━━ Data records ━━

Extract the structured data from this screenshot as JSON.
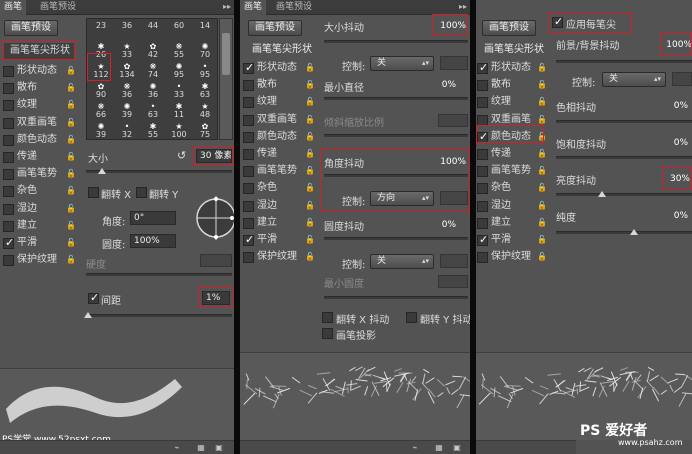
{
  "panel1": {
    "tabs": [
      "画笔",
      "画笔预设"
    ],
    "preset_button": "画笔预设",
    "side_header": "画笔笔尖形状",
    "side_items": [
      {
        "label": "形状动态",
        "checked": false
      },
      {
        "label": "散布",
        "checked": false
      },
      {
        "label": "纹理",
        "checked": false
      },
      {
        "label": "双重画笔",
        "checked": false
      },
      {
        "label": "颜色动态",
        "checked": false
      },
      {
        "label": "传递",
        "checked": false
      },
      {
        "label": "画笔笔势",
        "checked": false
      },
      {
        "label": "杂色",
        "checked": false
      },
      {
        "label": "湿边",
        "checked": false
      },
      {
        "label": "建立",
        "checked": false
      },
      {
        "label": "平滑",
        "checked": true
      },
      {
        "label": "保护纹理",
        "checked": false
      }
    ],
    "brush_tips": [
      [
        "23",
        "36",
        "44",
        "60",
        "14"
      ],
      [
        "26",
        "33",
        "42",
        "55",
        "70"
      ],
      [
        "112",
        "134",
        "74",
        "95",
        "95"
      ],
      [
        "90",
        "36",
        "36",
        "33",
        "63"
      ],
      [
        "66",
        "39",
        "63",
        "11",
        "48"
      ],
      [
        "39",
        "32",
        "55",
        "100",
        "75"
      ]
    ],
    "size_label": "大小",
    "size_value": "30 像素",
    "flip_x_label": "翻转 X",
    "flip_y_label": "翻转 Y",
    "angle_label": "角度:",
    "angle_value": "0°",
    "roundness_label": "圆度:",
    "roundness_value": "100%",
    "hardness_label": "硬度",
    "spacing_label": "间距",
    "spacing_checked": true,
    "spacing_value": "1%",
    "watermark": "PS学堂 www.52psxt.com"
  },
  "panel2": {
    "tabs": [
      "画笔",
      "画笔预设"
    ],
    "preset_button": "画笔预设",
    "side_header": "画笔笔尖形状",
    "side_items": [
      {
        "label": "形状动态",
        "checked": true
      },
      {
        "label": "散布",
        "checked": false
      },
      {
        "label": "纹理",
        "checked": false
      },
      {
        "label": "双重画笔",
        "checked": false
      },
      {
        "label": "颜色动态",
        "checked": false
      },
      {
        "label": "传递",
        "checked": false
      },
      {
        "label": "画笔笔势",
        "checked": false
      },
      {
        "label": "杂色",
        "checked": false
      },
      {
        "label": "湿边",
        "checked": false
      },
      {
        "label": "建立",
        "checked": false
      },
      {
        "label": "平滑",
        "checked": true
      },
      {
        "label": "保护纹理",
        "checked": false
      }
    ],
    "size_jitter_label": "大小抖动",
    "size_jitter_value": "100%",
    "control_label": "控制:",
    "control1_value": "关",
    "min_diameter_label": "最小直径",
    "min_diameter_value": "0%",
    "tilt_scale_label": "倾斜缩放比例",
    "angle_jitter_label": "角度抖动",
    "angle_jitter_value": "100%",
    "control2_value": "方向",
    "roundness_jitter_label": "圆度抖动",
    "roundness_jitter_value": "0%",
    "control3_value": "关",
    "min_roundness_label": "最小圆度",
    "flip_x_jitter_label": "翻转 X 抖动",
    "flip_y_jitter_label": "翻转 Y 抖动",
    "brush_projection_label": "画笔投影"
  },
  "panel3": {
    "preset_button": "画笔预设",
    "side_header": "画笔笔尖形状",
    "side_items": [
      {
        "label": "形状动态",
        "checked": true
      },
      {
        "label": "散布",
        "checked": false
      },
      {
        "label": "纹理",
        "checked": false
      },
      {
        "label": "双重画笔",
        "checked": false
      },
      {
        "label": "颜色动态",
        "checked": true
      },
      {
        "label": "传递",
        "checked": false
      },
      {
        "label": "画笔笔势",
        "checked": false
      },
      {
        "label": "杂色",
        "checked": false
      },
      {
        "label": "湿边",
        "checked": false
      },
      {
        "label": "建立",
        "checked": false
      },
      {
        "label": "平滑",
        "checked": true
      },
      {
        "label": "保护纹理",
        "checked": false
      }
    ],
    "apply_per_tip_label": "应用每笔尖",
    "fg_bg_jitter_label": "前景/背景抖动",
    "fg_bg_jitter_value": "100%",
    "control_label": "控制:",
    "control_value": "关",
    "hue_jitter_label": "色相抖动",
    "hue_jitter_value": "0%",
    "saturation_jitter_label": "饱和度抖动",
    "saturation_jitter_value": "0%",
    "brightness_jitter_label": "亮度抖动",
    "brightness_jitter_value": "30%",
    "purity_label": "纯度",
    "purity_value": "0%",
    "watermark": "PS 爱好者",
    "watermark_url": "www.psahz.com"
  },
  "colors": {
    "panel_bg": "#535353",
    "highlight_red": "#d21f2a"
  }
}
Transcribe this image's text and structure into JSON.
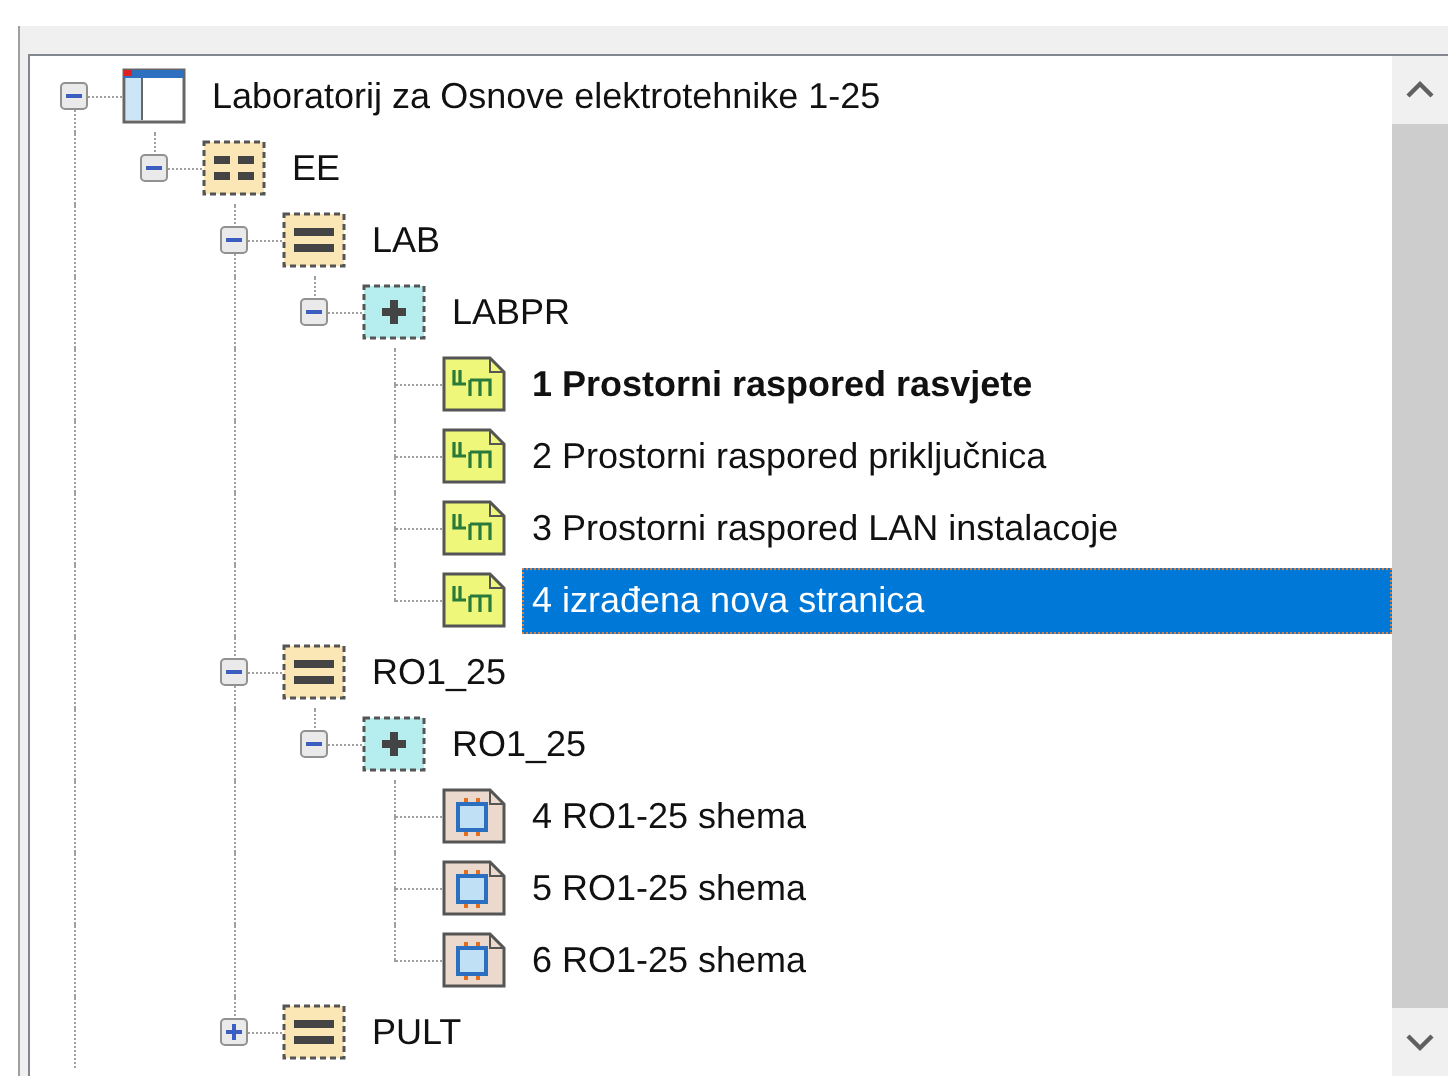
{
  "tree": {
    "label": "Laboratorij za Osnove elektrotehnike 1-25",
    "kind": "project",
    "expanded": true,
    "selected": false,
    "bold": false,
    "children": [
      {
        "label": "EE",
        "kind": "grid-folder",
        "expanded": true,
        "selected": false,
        "bold": false,
        "children": [
          {
            "label": "LAB",
            "kind": "folder",
            "expanded": true,
            "selected": false,
            "bold": false,
            "children": [
              {
                "label": "LABPR",
                "kind": "group",
                "expanded": true,
                "selected": false,
                "bold": false,
                "children": [
                  {
                    "label": "1 Prostorni raspored rasvjete",
                    "kind": "page",
                    "selected": false,
                    "bold": true
                  },
                  {
                    "label": "2 Prostorni raspored priključnica",
                    "kind": "page",
                    "selected": false,
                    "bold": false
                  },
                  {
                    "label": "3 Prostorni raspored LAN instalacoje",
                    "kind": "page",
                    "selected": false,
                    "bold": false
                  },
                  {
                    "label": "4 izrađena nova stranica",
                    "kind": "page",
                    "selected": true,
                    "bold": false
                  }
                ]
              }
            ]
          },
          {
            "label": "RO1_25",
            "kind": "folder",
            "expanded": true,
            "selected": false,
            "bold": false,
            "children": [
              {
                "label": "RO1_25",
                "kind": "group",
                "expanded": true,
                "selected": false,
                "bold": false,
                "children": [
                  {
                    "label": "4 RO1-25 shema",
                    "kind": "schematic",
                    "selected": false,
                    "bold": false
                  },
                  {
                    "label": "5 RO1-25 shema",
                    "kind": "schematic",
                    "selected": false,
                    "bold": false
                  },
                  {
                    "label": "6 RO1-25 shema",
                    "kind": "schematic",
                    "selected": false,
                    "bold": false
                  }
                ]
              }
            ]
          },
          {
            "label": "PULT",
            "kind": "folder",
            "expanded": false,
            "selected": false,
            "bold": false
          }
        ]
      }
    ]
  }
}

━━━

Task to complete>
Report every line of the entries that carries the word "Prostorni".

Expected answer>
                    "label": "1 Prostorni raspored rasvjete",
                    "label": "2 Prostorni raspored priključnica",
                    "label": "3 Prostorni raspored LAN instalacoje",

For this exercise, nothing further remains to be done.